Each year, there are a number of discrepancies that arise within the medical establishment, including physician dishonesty, medication miscalculations and packaging errors. Infants, children, adults and the elderly are all at risk for medical malpractice issues that may result. Presently, it seems that the mix-up between the pediatric and adult forms of a vaccine for whooping cough is the cause of concern across the United States, and it is something that Wisconsin residents may want to educate themselves about.
One of the known vaccines for infants is the DTaP (diphtheria, tetanus, and acellular pertussis) and is able to protect an infant from three different diseases. Adults as well as older children receive a booster shot known as Tdap (tetanus, diphtheria, and acellular pertussis) once, and then a booster of tetanus and diphtheria every decade thereafter.
The capitalization of the letters in these vaccine names represent that there is more of that particular component. Therefore, the children’s version has more of the diphtheria, tetanus, and pertussis components for stronger protection against these diseases than the adult form, which has more of the tetanus component than the other components in its dosage.
The problem is that infants seem to be receiving the adult Tdap dosage instead of the necessary DTaP, leaving them unprotected from these diseases and requiring that the infant be revaccinated. However, the mistake often goes unrecognized. Recently, Washington has reported a whooping cough outbreak which the state health department has termed an epidemic, with more reported cases this year as compared to last year.
If you believe that your infant has been given the wrong vaccine, it may be important to learn your rights in such a sensitive matter, including the fact that Wisconsin law allows for a medical malpractice claim when such negligence results in serious injury to another. You will need to gather all the facts and evidence to determine how to proceed. In the meantime, it may be wise to have the office nurse and yourself double-check the vaccine before it is administered.

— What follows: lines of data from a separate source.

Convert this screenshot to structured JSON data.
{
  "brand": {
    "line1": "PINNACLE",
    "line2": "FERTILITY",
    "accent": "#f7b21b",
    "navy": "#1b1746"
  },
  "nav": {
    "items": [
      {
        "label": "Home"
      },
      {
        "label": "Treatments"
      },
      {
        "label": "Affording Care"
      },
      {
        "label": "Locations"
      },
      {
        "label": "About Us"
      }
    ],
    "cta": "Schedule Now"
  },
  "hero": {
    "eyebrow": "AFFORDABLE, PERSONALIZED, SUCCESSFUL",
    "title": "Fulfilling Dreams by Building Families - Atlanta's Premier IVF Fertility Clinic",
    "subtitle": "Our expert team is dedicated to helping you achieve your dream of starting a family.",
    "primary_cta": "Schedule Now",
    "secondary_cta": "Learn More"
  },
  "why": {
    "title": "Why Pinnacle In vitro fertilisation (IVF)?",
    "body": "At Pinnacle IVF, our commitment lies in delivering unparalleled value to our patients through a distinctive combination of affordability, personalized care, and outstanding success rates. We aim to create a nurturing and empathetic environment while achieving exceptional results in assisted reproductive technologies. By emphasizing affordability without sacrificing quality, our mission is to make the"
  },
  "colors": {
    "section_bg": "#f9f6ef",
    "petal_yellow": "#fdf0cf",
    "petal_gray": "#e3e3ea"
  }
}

Source: Philly.com, “A recurring vaccine error puts infants at risk,” Michael Cohen, April 10, 2012